→ **Assigned task**
Scan the entries for the word "Posts" and return every line that has it.

→ **Input records**
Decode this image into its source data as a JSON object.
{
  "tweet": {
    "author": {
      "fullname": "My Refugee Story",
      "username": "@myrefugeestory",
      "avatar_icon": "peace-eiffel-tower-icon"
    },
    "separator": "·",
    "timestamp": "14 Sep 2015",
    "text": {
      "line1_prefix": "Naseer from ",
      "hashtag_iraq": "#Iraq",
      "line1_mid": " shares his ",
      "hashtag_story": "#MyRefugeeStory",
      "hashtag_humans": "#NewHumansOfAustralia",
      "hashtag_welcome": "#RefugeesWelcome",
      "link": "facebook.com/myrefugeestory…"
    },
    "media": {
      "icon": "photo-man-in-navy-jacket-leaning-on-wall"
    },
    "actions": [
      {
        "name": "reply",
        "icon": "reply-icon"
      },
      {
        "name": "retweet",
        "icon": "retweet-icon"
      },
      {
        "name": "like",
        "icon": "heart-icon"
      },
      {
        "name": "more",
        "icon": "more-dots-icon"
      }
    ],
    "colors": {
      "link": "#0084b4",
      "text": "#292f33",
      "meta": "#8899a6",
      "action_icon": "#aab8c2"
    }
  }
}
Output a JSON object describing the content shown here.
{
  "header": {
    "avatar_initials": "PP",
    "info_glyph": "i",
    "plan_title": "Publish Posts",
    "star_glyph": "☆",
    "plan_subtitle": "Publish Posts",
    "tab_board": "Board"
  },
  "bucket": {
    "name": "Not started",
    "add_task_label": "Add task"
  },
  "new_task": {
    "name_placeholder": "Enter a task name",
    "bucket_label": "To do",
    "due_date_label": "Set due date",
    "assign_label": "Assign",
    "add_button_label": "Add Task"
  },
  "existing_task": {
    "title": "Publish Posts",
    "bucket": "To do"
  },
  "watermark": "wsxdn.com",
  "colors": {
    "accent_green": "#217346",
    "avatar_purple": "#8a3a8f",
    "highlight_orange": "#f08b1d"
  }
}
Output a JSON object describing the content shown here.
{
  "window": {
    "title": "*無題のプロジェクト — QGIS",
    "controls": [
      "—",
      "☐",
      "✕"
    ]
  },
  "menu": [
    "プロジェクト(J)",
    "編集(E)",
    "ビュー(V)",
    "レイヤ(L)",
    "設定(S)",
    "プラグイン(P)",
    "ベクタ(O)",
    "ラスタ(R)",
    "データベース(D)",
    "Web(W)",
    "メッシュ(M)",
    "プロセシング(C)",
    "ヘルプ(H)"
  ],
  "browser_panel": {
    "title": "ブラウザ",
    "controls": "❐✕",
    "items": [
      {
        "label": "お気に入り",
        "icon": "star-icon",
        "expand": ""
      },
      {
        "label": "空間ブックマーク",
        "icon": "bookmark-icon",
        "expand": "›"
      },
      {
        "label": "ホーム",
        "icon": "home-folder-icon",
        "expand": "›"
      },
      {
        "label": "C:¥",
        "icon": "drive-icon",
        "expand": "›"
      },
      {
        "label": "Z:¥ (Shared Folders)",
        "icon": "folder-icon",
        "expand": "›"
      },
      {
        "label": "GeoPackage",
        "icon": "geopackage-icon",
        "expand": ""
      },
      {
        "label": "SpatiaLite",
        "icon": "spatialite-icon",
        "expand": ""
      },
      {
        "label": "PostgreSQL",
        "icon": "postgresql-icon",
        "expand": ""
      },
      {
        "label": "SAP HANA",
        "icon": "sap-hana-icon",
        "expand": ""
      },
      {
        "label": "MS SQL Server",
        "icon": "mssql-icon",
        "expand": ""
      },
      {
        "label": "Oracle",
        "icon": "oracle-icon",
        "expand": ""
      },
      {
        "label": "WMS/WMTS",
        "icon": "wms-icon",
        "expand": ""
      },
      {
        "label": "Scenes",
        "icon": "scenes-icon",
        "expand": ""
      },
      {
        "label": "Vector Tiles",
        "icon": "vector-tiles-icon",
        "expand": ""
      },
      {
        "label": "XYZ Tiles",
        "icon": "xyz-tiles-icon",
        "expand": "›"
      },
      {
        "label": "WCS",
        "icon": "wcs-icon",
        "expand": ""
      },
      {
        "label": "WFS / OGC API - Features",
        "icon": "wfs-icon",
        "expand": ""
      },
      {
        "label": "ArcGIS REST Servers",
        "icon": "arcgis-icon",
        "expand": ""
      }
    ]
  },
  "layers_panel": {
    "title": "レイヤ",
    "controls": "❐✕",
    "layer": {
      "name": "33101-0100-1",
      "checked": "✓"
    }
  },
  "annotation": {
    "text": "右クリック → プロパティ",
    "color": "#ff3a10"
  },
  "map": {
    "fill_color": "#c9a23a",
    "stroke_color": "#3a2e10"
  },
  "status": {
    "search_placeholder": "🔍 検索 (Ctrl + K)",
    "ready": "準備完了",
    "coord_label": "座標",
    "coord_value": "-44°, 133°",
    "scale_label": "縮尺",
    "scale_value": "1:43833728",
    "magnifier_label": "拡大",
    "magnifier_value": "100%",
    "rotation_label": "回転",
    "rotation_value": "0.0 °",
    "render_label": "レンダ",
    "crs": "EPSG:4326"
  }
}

→ **Output of the task**
    "plan_title": "Publish Posts",
    "plan_subtitle": "Publish Posts",
    "title": "Publish Posts",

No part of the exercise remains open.